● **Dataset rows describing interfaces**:
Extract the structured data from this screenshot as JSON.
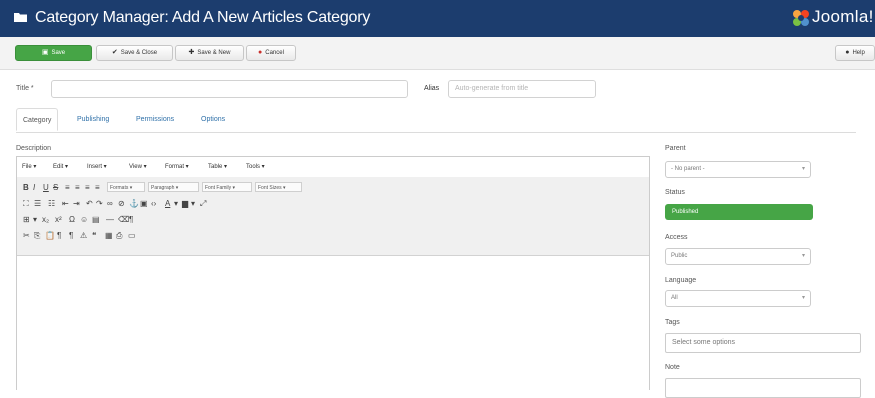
{
  "header": {
    "title": "Category Manager: Add A New Articles Category",
    "logo_text": "Joomla!"
  },
  "toolbar": {
    "save_label": "Save",
    "save_close_label": "Save & Close",
    "save_new_label": "Save & New",
    "cancel_label": "Cancel",
    "help_label": "Help"
  },
  "form": {
    "title_label": "Title *",
    "title_value": "",
    "alias_label": "Alias",
    "alias_placeholder": "Auto-generate from title"
  },
  "tabs": [
    {
      "label": "Category"
    },
    {
      "label": "Publishing"
    },
    {
      "label": "Permissions"
    },
    {
      "label": "Options"
    }
  ],
  "editor": {
    "description_label": "Description",
    "menu": [
      "File",
      "Edit",
      "Insert",
      "View",
      "Format",
      "Table",
      "Tools"
    ],
    "formats_select": "Formats",
    "paragraph_select": "Paragraph",
    "font_family_select": "Font Family",
    "font_size_select": "Font Sizes"
  },
  "sidebar": {
    "parent_label": "Parent",
    "parent_value": "- No parent -",
    "status_label": "Status",
    "status_value": "Published",
    "access_label": "Access",
    "access_value": "Public",
    "language_label": "Language",
    "language_value": "All",
    "tags_label": "Tags",
    "tags_placeholder": "Select some options",
    "note_label": "Note"
  },
  "colors": {
    "header_bg": "#1c3d6e",
    "save_green": "#46a546",
    "link_blue": "#3071a9"
  }
}
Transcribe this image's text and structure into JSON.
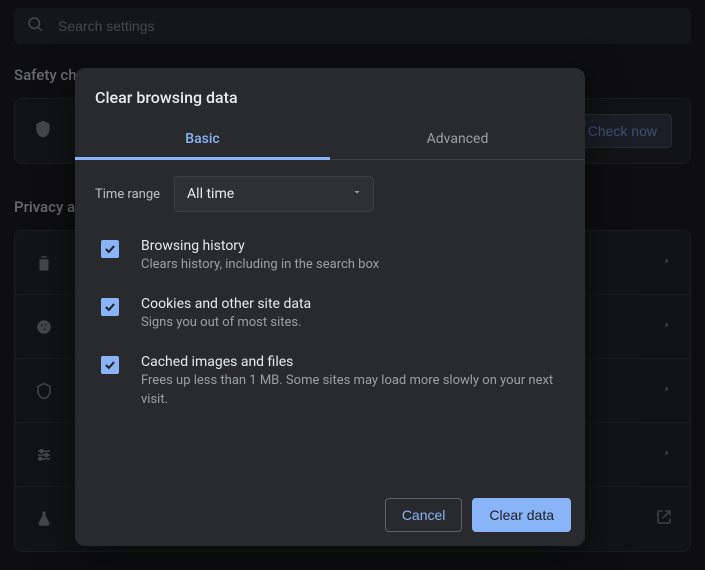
{
  "search": {
    "placeholder": "Search settings"
  },
  "sections": {
    "safety_title": "Safety check",
    "privacy_title": "Privacy and security",
    "check_now": "Check now"
  },
  "dialog": {
    "title": "Clear browsing data",
    "tabs": {
      "basic": "Basic",
      "advanced": "Advanced"
    },
    "time_range_label": "Time range",
    "time_range_value": "All time",
    "items": [
      {
        "title": "Browsing history",
        "sub": "Clears history, including in the search box",
        "checked": true
      },
      {
        "title": "Cookies and other site data",
        "sub": "Signs you out of most sites.",
        "checked": true
      },
      {
        "title": "Cached images and files",
        "sub": "Frees up less than 1 MB. Some sites may load more slowly on your next visit.",
        "checked": true
      }
    ],
    "cancel": "Cancel",
    "clear": "Clear data"
  }
}
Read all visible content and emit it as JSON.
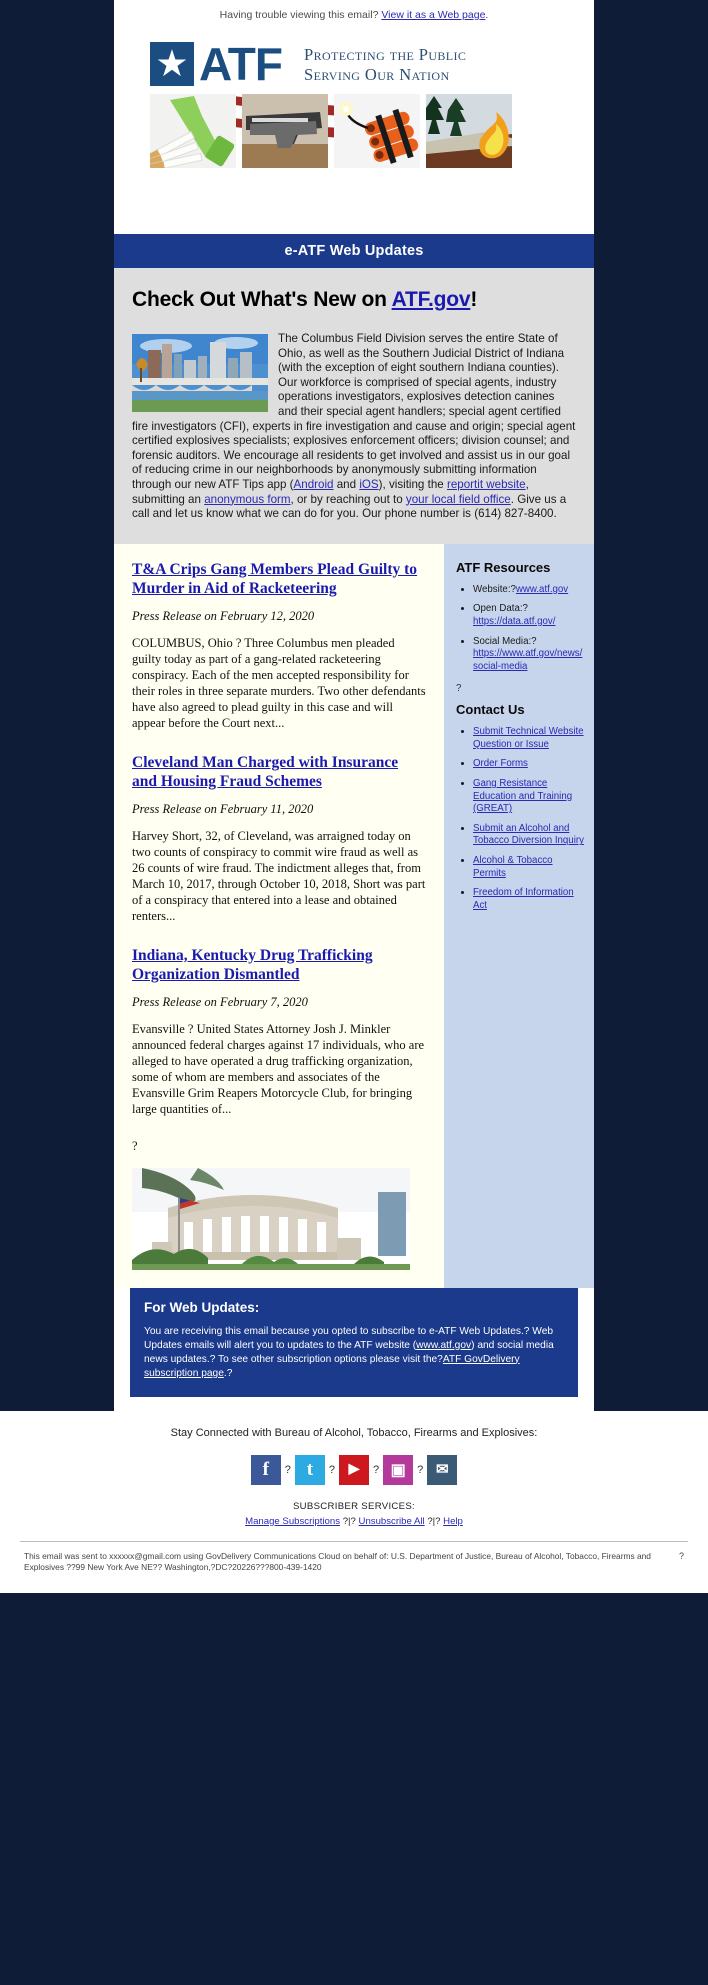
{
  "preheader": {
    "text_before": "Having trouble viewing this email? ",
    "link": "View it as a Web page",
    "text_after": "."
  },
  "banner": {
    "logo_text": "ATF",
    "star_icon": "star-icon",
    "tagline_line1": "Protecting the Public",
    "tagline_line2": "Serving Our Nation",
    "photos": [
      {
        "name": "alcohol-tobacco-photo",
        "alt": "bottle and cigarettes"
      },
      {
        "name": "firearms-photo",
        "alt": "handguns"
      },
      {
        "name": "explosives-photo",
        "alt": "lit dynamite"
      },
      {
        "name": "arson-photo",
        "alt": "house fire"
      }
    ]
  },
  "title_bar": {
    "label": "e-ATF Web Updates"
  },
  "intro": {
    "headline_before": "Check Out What's New on ",
    "headline_link": "ATF.gov",
    "headline_after": "!",
    "image_name": "columbus-skyline-photo",
    "p1": "The Columbus Field Division serves the entire State of Ohio, as well as the Southern Judicial District of Indiana (with the exception of eight southern Indiana counties). Our workforce is comprised of special agents, industry operations investigators, explosives detection canines and their special agent handlers; special agent certified fire investigators (CFI), experts in fire investigation and cause and origin; special agent certified explosives specialists; explosives enforcement officers; division counsel; and forensic auditors. We encourage all residents to get involved and assist us in our goal of reducing crime in our neighborhoods by anonymously submitting information through our new ATF Tips app (",
    "link_android": "Android",
    "p2": " and ",
    "link_ios": "iOS",
    "p3": "), visiting the ",
    "link_reportit": "reportit website",
    "p4": ", submitting an ",
    "link_anon": "anonymous form",
    "p5": ", or by reaching out to ",
    "link_field_office": "your local field office",
    "p6": ". Give us a call and let us know what we can do for you. Our phone number is (614) 827-8400."
  },
  "articles": [
    {
      "title": "T&A Crips Gang Members Plead Guilty to Murder in Aid of Racketeering",
      "meta": "Press Release on February 12, 2020",
      "body": "COLUMBUS, Ohio ? Three Columbus men pleaded guilty today as part of a gang-related racketeering conspiracy. Each of the men accepted responsibility for their roles in three separate murders. Two other defendants have also agreed to plead guilty in this case and will appear before the Court next..."
    },
    {
      "title": "Cleveland Man Charged with Insurance and Housing Fraud Schemes",
      "meta": "Press Release on February 11, 2020",
      "body": "Harvey Short, 32, of Cleveland, was arraigned today on two counts of conspiracy to commit wire fraud as well as 26 counts of wire fraud. The indictment alleges that, from March 10, 2017, through October 10, 2018, Short was part of a conspiracy that entered into a lease and obtained renters..."
    },
    {
      "title": "Indiana, Kentucky Drug Trafficking Organization Dismantled",
      "meta": "Press Release on February 7, 2020",
      "body": "Evansville ? United States Attorney Josh J. Minkler announced federal charges against 17 individuals, who are alleged to have operated a drug trafficking organization, some of whom are members and associates of the Evansville Grim Reapers Motorcycle Club, for bringing large quantities of..."
    }
  ],
  "main_trailing_qmark": "?",
  "bottom_image_name": "atf-headquarters-photo",
  "sidebar": {
    "resources_heading": "ATF Resources",
    "resources": [
      {
        "label": "Website:?",
        "link": "www.atf.gov"
      },
      {
        "label": "Open Data:?",
        "link": "https://data.atf.gov/"
      },
      {
        "label": "Social Media:?",
        "link": "https://www.atf.gov/news/social-media"
      }
    ],
    "separator_qmark": "?",
    "contact_heading": "Contact Us",
    "contact_links": [
      "Submit Technical Website Question or Issue",
      "Order Forms",
      "Gang Resistance Education and Training (GREAT)",
      "Submit an Alcohol and Tobacco Diversion Inquiry",
      "Alcohol & Tobacco Permits",
      "Freedom of Information Act"
    ]
  },
  "notice": {
    "heading": "For Web Updates:",
    "t1": "You are receiving this email because you opted to subscribe to e-ATF Web Updates.? Web Updates emails will alert you to updates to the ATF website (",
    "link_atf": "www.atf.gov",
    "t2": ") and social media news updates.? To see other subscription options please visit the?",
    "link_gd": "ATF GovDelivery subscription page",
    "t3": ".?"
  },
  "footer": {
    "connect_text": "Stay Connected with Bureau of Alcohol, Tobacco, Firearms and Explosives:",
    "social": [
      {
        "name": "facebook-icon",
        "glyph": "f",
        "color": "#3b5998"
      },
      {
        "name": "twitter-icon",
        "glyph": "t",
        "color": "#2daae1"
      },
      {
        "name": "youtube-icon",
        "glyph": "▶",
        "color": "#cc181e"
      },
      {
        "name": "instagram-icon",
        "glyph": "▣",
        "color": "#b3399a"
      },
      {
        "name": "email-icon",
        "glyph": "✉",
        "color": "#3b5a75"
      }
    ],
    "social_sep": "?",
    "subscriber_services_label": "SUBSCRIBER SERVICES:",
    "manage_link": "Manage Subscriptions",
    "sep1": " ?|? ",
    "unsub_link": "Unsubscribe All",
    "sep2": " ?|? ",
    "help_link": "Help",
    "legal_text": "This email was sent to xxxxxx@gmail.com using GovDelivery Communications Cloud on behalf of: U.S. Department of Justice, Bureau of Alcohol, Tobacco, Firearms and Explosives ??99 New York Ave NE?? Washington,?DC?20226???800-439-1420",
    "legal_qmark": "?"
  },
  "colors": {
    "outer_bg": "#0e1c38",
    "brand_blue": "#1b3a8c",
    "logo_blue": "#1b4d81",
    "link_blue": "#2a2ab5",
    "sidebar_bg": "#c6d4ec",
    "intro_bg": "#dedede",
    "swoosh_red": "#a02a2a"
  }
}
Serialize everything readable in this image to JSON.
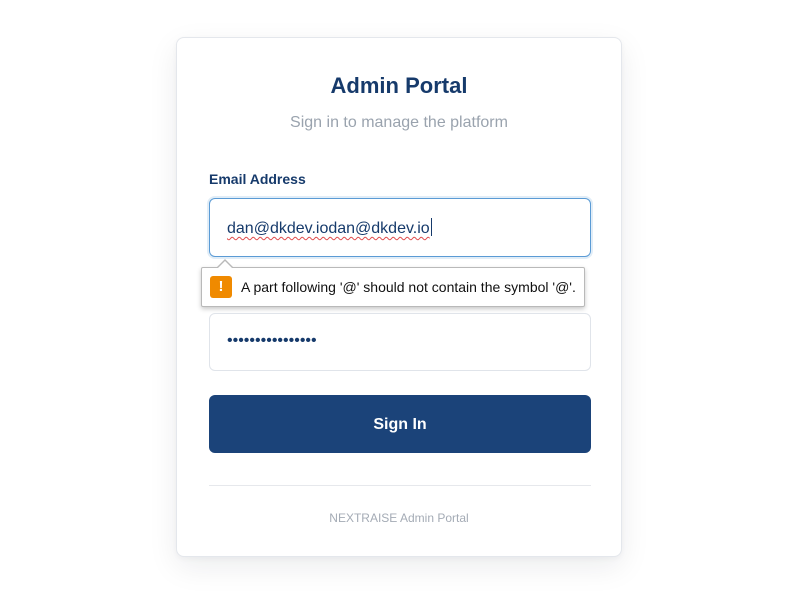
{
  "header": {
    "title": "Admin Portal",
    "subtitle": "Sign in to manage the platform"
  },
  "form": {
    "email_label": "Email Address",
    "email_value": "dan@dkdev.iodan@dkdev.io",
    "validation_message": "A part following '@' should not contain the symbol '@'.",
    "validation_icon": "warning-icon",
    "password_value": "••••••••••••••••",
    "submit_label": "Sign In"
  },
  "footer": {
    "text": "NEXTRAISE Admin Portal"
  },
  "colors": {
    "brand": "#163a6b",
    "button": "#1b4379",
    "focus_border": "#5b9bd5",
    "warning": "#f08a00"
  }
}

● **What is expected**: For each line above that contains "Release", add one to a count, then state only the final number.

● **Exercise answer**: 3